My Lords, the UK keeps its visa system under regular review. Decisions on changes are always taken in the round and reflect key facets of the bilateral relationship with the country concerned. These will vary globally but often include security compliance, returns, reciprocal arrangements for UK nationals and prosperity.
My Lords, it is encouraging to hear that there is some degree of flexibility in the visa review process, especially as most other Latin American countries do not need a visa to come to the UK. The Schengen area lifted its visa requirements for Peru in 2014, which has resulted in a huge disparity in visitor numbers, with only 4,014 Peruvians coming to Britain last year compared with over 204,000 going to the Schengen countries. Does the Minister agree that the economic disadvantage to the UK in revenue from tourism alone means that there is now every good and logical reason to lift the visa requirement for Peru, especially as we plan to expand our trade and investment links with Peru after Brexit and are promoting closer links between our universities?

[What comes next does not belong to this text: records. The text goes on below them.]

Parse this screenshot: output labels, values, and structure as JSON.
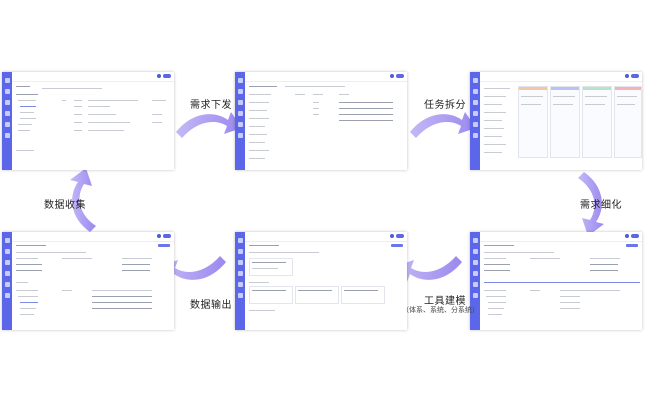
{
  "steps": {
    "demand_issue": "需求下发",
    "task_split": "任务拆分",
    "demand_refine": "需求细化",
    "tool_modeling": "工具建模",
    "tool_modeling_sub": "（体系、系统、分系统）",
    "data_output": "数据输出",
    "data_collect": "数据收集"
  },
  "colors": {
    "arrow": "#a99af0",
    "accent": "#5b67e8"
  }
}
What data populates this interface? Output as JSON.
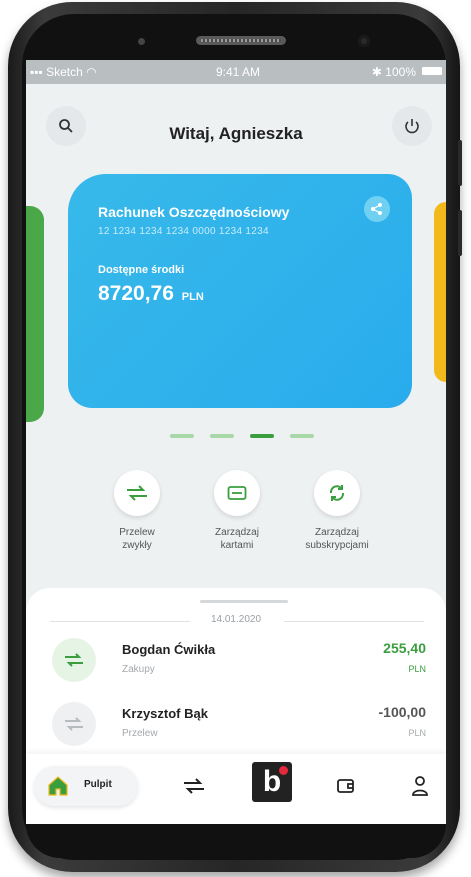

My Lords, a visa regime is not a barrier to trade. We have excellent trading relationships with many countries whose citizens require a visa to come to the UK such as China, India, Turkey and the UAE. All non-EEA visitors to the UK are assessed against the same immigration rules regardless of nationality and whether there is a visa requirement. The only difference is where the assessment is actually made. I can attest to the noble Baroness that our visa service is excellent: the processing time is less than eight days, and 97% of non-settlement visa applications were decided within our standard 15-working-day processing time. To return to the noble Baroness’s original Question about whether we will think again about Peru, as I have said to her, we will keep these things under regular review. I know the Foreign Secretary has had talks with Peru on trade, unveiling several infrastructure programmes that the UK is supporting.
My Lords, on an IPU visit to Peru last year the Minister for Trade and Tourism told me that the inward trade delegation from Peru to the UK was disrupted because of the visa complications at the British end, which I am afraid contradicts what the Minister has just told the House, and that does not seem to be an isolated incident. At the same time as the United States seems to be raising trade barriers and making it more complicated for us to trade, countries such as Peru are an ideal opportunity to enhance British direct trade and the visa regime is part of the difficulties that many businesses face. Given the Home Secretary’s announcement yesterday of a review, is Peru not a perfect example of a case study to be included in the Home Secretary’s review about how we could be facilitating a better regime?
I am sure my right honourable friend the Home Secretary will be considering all situations in the round. I am dismayed to hear about any visa complications that might have been experienced by the Peruvian delegation to the UK. Obviously I will not discuss single cases on the Floor of the House but if the noble Lord will give me the details then I will look into it. I know the Foreign Secretary has signed a treaty on the mutual recognition of qualifications, which will facilitate greater exchange of people and opportunities for students from both the UK and Peru. He himself has heralded a developing and intensifying relationship between the UK and Peru that will enable both countries to save endangered wildlife, help to promote the education of women and girls and build our common prosperity.
As the Minister has raised the issue of reviewing global visa policy generally, is she aware that the visa policy for senior business visitors to this country, investing in this country or operating here, leaves very much to be desired, not just for Peru and Latin America but across the whole world? Is she particularly aware that in the case of Japan—I declare an interest as in the register on the Japanese situation—very senior Japanese investors coming here, and Japan is one of the major investors in this country, have found that since the Brexit referendum their delays at Heathrow have increased from one hour to anything up to two hours? This is madness and the reverse of what we should be doing. Could she review it and pass on the need for a review to her colleagues quickly?
I shall certainly take back what my noble friend has said—what the noble Lord, Lord Purvis, said certainly triggered alarm bells for me. I shall take back the points made by my noble friend and the noble Lord, get an answer and write to them.
My Lords, notwithstanding Peru’s lucky victory over Scotland at football last week, I support everything that the noble Baroness, Lady Coussins, said. I was astonished on a recent visit to New Zealand to find that some visitors from New Zealand, of all places, still require visas. What is the Minister doing about that?
I will personally look into that, but of course there are certain countries where visas are required. As I said to the noble Baroness—I totally understand the point that she makes—we keep these arrangements under review on a regular basis.
My Lords, can the Minister confirm that visitors from Peru and all other non-EEA countries are required to complete a landing card on arrival in the UK and present it to a Border Force officer? Can she further tell the House what the Border Force and the Government do with all the data collected?
I think the noble Lord is absolutely right about landing cards: that anyone from a non-EEA country will present a landing card. Landing cards are for statistical purposes, in the main. They are not stored in a warehouse somewhere, they are destroyed soon after.